▶ **Task requirements**
The full set of lines below has to be duplicated exactly, with no picture kept.

▶ **Entries provided**

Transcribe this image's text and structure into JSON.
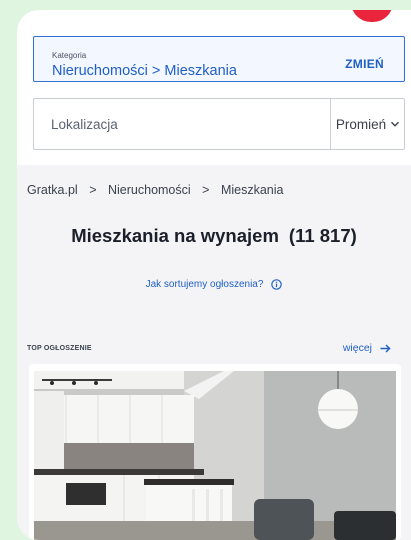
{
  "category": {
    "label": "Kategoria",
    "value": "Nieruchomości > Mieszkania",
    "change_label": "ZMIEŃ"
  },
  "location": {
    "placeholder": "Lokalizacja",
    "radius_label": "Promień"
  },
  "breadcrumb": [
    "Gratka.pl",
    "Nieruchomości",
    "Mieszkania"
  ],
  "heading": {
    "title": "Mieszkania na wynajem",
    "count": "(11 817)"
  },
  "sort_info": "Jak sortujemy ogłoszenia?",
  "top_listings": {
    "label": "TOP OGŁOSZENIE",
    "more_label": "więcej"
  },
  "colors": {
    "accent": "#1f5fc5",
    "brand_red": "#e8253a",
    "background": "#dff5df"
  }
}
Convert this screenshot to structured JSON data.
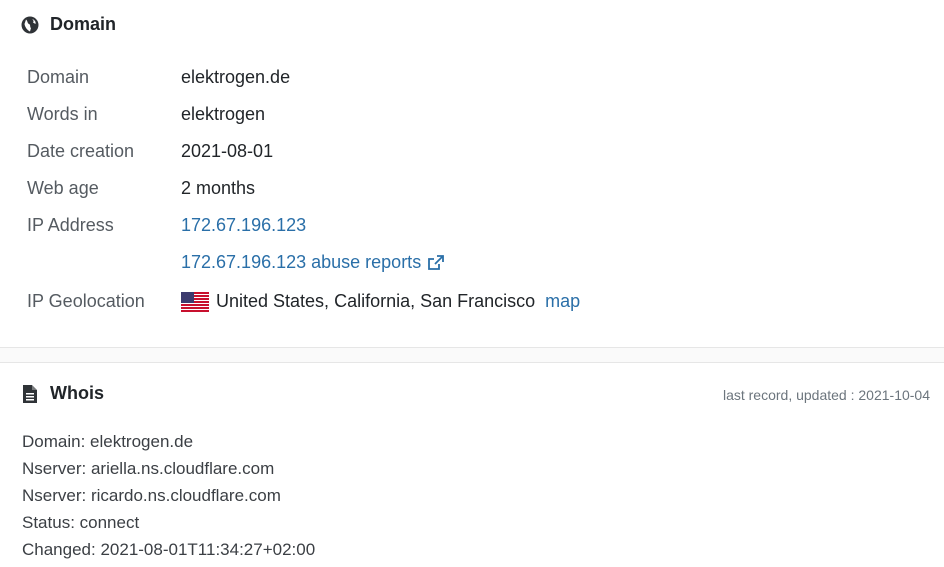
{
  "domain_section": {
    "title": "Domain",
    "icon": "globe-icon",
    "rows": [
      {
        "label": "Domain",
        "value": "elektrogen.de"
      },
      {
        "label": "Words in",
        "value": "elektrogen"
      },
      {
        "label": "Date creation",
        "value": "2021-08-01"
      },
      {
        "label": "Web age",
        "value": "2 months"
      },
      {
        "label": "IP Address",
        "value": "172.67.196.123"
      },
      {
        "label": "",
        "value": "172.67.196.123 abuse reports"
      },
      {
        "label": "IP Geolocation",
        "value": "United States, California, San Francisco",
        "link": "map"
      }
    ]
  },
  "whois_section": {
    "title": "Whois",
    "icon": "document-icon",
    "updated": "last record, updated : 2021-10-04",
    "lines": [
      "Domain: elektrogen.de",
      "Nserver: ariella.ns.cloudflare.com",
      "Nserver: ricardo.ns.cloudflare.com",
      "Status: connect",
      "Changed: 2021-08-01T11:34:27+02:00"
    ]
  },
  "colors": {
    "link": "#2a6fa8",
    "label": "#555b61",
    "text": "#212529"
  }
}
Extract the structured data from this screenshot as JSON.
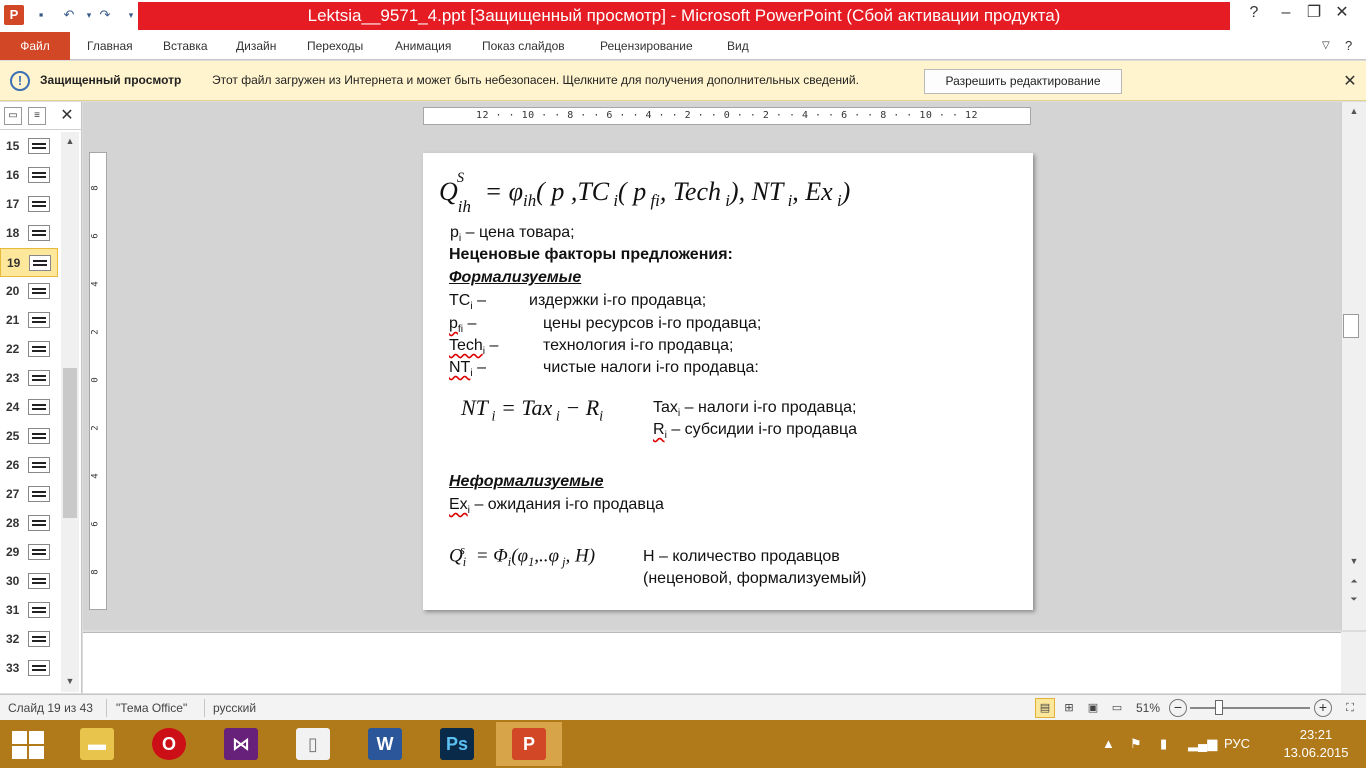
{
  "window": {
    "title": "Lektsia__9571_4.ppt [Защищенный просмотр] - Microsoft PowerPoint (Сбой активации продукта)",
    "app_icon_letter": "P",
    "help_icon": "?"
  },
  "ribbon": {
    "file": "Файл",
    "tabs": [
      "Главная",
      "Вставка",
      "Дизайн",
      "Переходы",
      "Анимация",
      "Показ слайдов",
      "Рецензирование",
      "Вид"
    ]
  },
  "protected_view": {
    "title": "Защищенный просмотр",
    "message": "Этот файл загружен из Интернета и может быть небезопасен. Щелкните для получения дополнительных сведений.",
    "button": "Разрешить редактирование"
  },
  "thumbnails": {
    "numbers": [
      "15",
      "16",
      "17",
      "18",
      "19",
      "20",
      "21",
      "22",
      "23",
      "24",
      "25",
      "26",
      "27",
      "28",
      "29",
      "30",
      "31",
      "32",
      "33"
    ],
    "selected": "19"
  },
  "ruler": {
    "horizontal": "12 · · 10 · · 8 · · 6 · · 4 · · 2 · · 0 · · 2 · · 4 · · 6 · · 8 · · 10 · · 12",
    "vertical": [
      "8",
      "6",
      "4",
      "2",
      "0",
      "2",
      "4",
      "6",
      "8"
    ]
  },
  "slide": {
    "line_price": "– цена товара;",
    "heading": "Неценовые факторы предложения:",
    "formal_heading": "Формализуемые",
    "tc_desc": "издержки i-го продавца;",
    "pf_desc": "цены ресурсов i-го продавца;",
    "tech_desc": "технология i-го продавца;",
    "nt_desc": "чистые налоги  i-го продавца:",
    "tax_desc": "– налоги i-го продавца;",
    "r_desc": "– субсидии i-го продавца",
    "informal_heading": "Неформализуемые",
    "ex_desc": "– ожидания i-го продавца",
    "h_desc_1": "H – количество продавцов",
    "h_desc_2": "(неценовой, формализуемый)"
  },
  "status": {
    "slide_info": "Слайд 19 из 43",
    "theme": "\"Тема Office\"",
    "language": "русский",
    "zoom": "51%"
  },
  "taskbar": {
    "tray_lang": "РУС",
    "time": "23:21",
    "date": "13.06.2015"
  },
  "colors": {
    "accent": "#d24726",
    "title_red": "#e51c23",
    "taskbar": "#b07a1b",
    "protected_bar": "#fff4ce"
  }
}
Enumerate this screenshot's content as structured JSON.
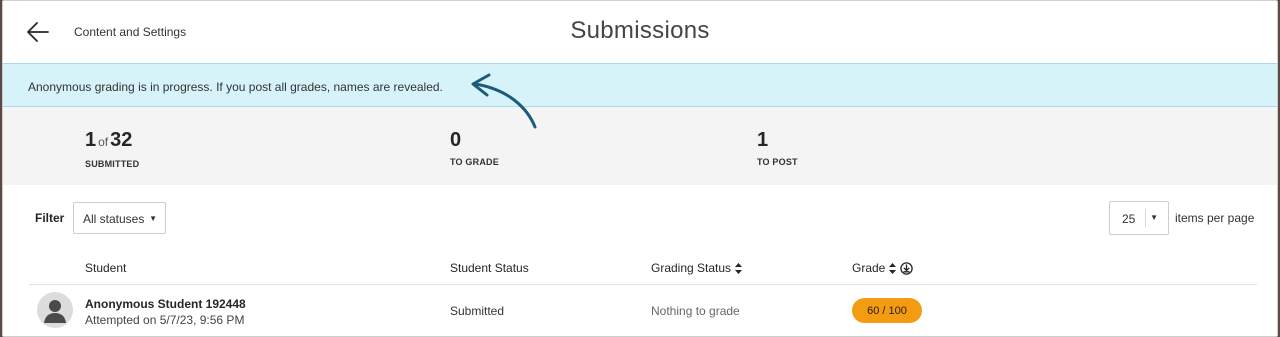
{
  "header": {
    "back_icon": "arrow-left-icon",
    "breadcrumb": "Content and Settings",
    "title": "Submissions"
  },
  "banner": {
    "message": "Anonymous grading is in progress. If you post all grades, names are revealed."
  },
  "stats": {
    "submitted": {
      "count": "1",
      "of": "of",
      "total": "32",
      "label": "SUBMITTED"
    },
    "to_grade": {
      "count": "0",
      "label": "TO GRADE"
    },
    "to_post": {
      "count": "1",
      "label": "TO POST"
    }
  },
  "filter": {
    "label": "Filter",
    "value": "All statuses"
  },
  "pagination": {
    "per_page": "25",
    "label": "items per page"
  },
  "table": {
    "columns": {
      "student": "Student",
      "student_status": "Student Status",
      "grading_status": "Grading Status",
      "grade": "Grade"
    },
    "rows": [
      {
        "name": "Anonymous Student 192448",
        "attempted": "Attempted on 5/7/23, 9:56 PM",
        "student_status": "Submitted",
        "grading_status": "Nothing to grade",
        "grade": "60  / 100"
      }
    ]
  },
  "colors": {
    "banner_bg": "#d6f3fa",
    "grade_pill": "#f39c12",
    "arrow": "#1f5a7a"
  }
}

▶ **The completed task**
Transcribe this image's text and structure into JSON.
{
  "category": {
    "label": "Kategoria",
    "value": "Nieruchomości > Mieszkania",
    "change_label": "ZMIEŃ"
  },
  "location": {
    "placeholder": "Lokalizacja",
    "radius_label": "Promień"
  },
  "breadcrumb": [
    "Gratka.pl",
    "Nieruchomości",
    "Mieszkania"
  ],
  "heading": {
    "title": "Mieszkania na wynajem",
    "count": "(11 817)"
  },
  "sort_info": "Jak sortujemy ogłoszenia?",
  "top_listings": {
    "label": "TOP OGŁOSZENIE",
    "more_label": "więcej"
  },
  "colors": {
    "accent": "#1f5fc5",
    "brand_red": "#e8253a",
    "background": "#dff5df"
  }
}
Convert this screenshot to structured JSON data.
{
  "domain_section": {
    "title": "Domain",
    "icon": "globe-icon",
    "rows": [
      {
        "label": "Domain",
        "value": "elektrogen.de"
      },
      {
        "label": "Words in",
        "value": "elektrogen"
      },
      {
        "label": "Date creation",
        "value": "2021-08-01"
      },
      {
        "label": "Web age",
        "value": "2 months"
      },
      {
        "label": "IP Address",
        "value": "172.67.196.123"
      },
      {
        "label": "",
        "value": "172.67.196.123 abuse reports"
      },
      {
        "label": "IP Geolocation",
        "value": "United States, California, San Francisco",
        "link": "map"
      }
    ]
  },
  "whois_section": {
    "title": "Whois",
    "icon": "document-icon",
    "updated": "last record, updated : 2021-10-04",
    "lines": [
      "Domain: elektrogen.de",
      "Nserver: ariella.ns.cloudflare.com",
      "Nserver: ricardo.ns.cloudflare.com",
      "Status: connect",
      "Changed: 2021-08-01T11:34:27+02:00"
    ]
  },
  "colors": {
    "link": "#2a6fa8",
    "label": "#555b61",
    "text": "#212529"
  }
}
Extract the structured data from this screenshot as JSON.
{
  "window": {
    "title": "Lektsia__9571_4.ppt [Защищенный просмотр] - Microsoft PowerPoint (Сбой активации продукта)",
    "app_icon_letter": "P",
    "help_icon": "?"
  },
  "ribbon": {
    "file": "Файл",
    "tabs": [
      "Главная",
      "Вставка",
      "Дизайн",
      "Переходы",
      "Анимация",
      "Показ слайдов",
      "Рецензирование",
      "Вид"
    ]
  },
  "protected_view": {
    "title": "Защищенный просмотр",
    "message": "Этот файл загружен из Интернета и может быть небезопасен. Щелкните для получения дополнительных сведений.",
    "button": "Разрешить редактирование"
  },
  "thumbnails": {
    "numbers": [
      "15",
      "16",
      "17",
      "18",
      "19",
      "20",
      "21",
      "22",
      "23",
      "24",
      "25",
      "26",
      "27",
      "28",
      "29",
      "30",
      "31",
      "32",
      "33"
    ],
    "selected": "19"
  },
  "ruler": {
    "horizontal": "12 · · 10 · · 8 · · 6 · · 4 · · 2 · · 0 · · 2 · · 4 · · 6 · · 8 · · 10 · · 12",
    "vertical": [
      "8",
      "6",
      "4",
      "2",
      "0",
      "2",
      "4",
      "6",
      "8"
    ]
  },
  "slide": {
    "line_price": "– цена товара;",
    "heading": "Неценовые факторы предложения:",
    "formal_heading": "Формализуемые",
    "tc_desc": "издержки i-го продавца;",
    "pf_desc": "цены ресурсов i-го продавца;",
    "tech_desc": "технология i-го продавца;",
    "nt_desc": "чистые налоги  i-го продавца:",
    "tax_desc": "– налоги i-го продавца;",
    "r_desc": "– субсидии i-го продавца",
    "informal_heading": "Неформализуемые",
    "ex_desc": "– ожидания i-го продавца",
    "h_desc_1": "H – количество продавцов",
    "h_desc_2": "(неценовой, формализуемый)"
  },
  "status": {
    "slide_info": "Слайд 19 из 43",
    "theme": "\"Тема Office\"",
    "language": "русский",
    "zoom": "51%"
  },
  "taskbar": {
    "tray_lang": "РУС",
    "time": "23:21",
    "date": "13.06.2015"
  },
  "colors": {
    "accent": "#d24726",
    "title_red": "#e51c23",
    "taskbar": "#b07a1b",
    "protected_bar": "#fff4ce"
  }
}
Enumerate this screenshot's content as structured JSON.
{
  "header": {
    "back_icon": "arrow-left-icon",
    "breadcrumb": "Content and Settings",
    "title": "Submissions"
  },
  "banner": {
    "message": "Anonymous grading is in progress. If you post all grades, names are revealed."
  },
  "stats": {
    "submitted": {
      "count": "1",
      "of": "of",
      "total": "32",
      "label": "SUBMITTED"
    },
    "to_grade": {
      "count": "0",
      "label": "TO GRADE"
    },
    "to_post": {
      "count": "1",
      "label": "TO POST"
    }
  },
  "filter": {
    "label": "Filter",
    "value": "All statuses"
  },
  "pagination": {
    "per_page": "25",
    "label": "items per page"
  },
  "table": {
    "columns": {
      "student": "Student",
      "student_status": "Student Status",
      "grading_status": "Grading Status",
      "grade": "Grade"
    },
    "rows": [
      {
        "name": "Anonymous Student 192448",
        "attempted": "Attempted on 5/7/23, 9:56 PM",
        "student_status": "Submitted",
        "grading_status": "Nothing to grade",
        "grade": "60  / 100"
      }
    ]
  },
  "colors": {
    "banner_bg": "#d6f3fa",
    "grade_pill": "#f39c12",
    "arrow": "#1f5a7a"
  }
}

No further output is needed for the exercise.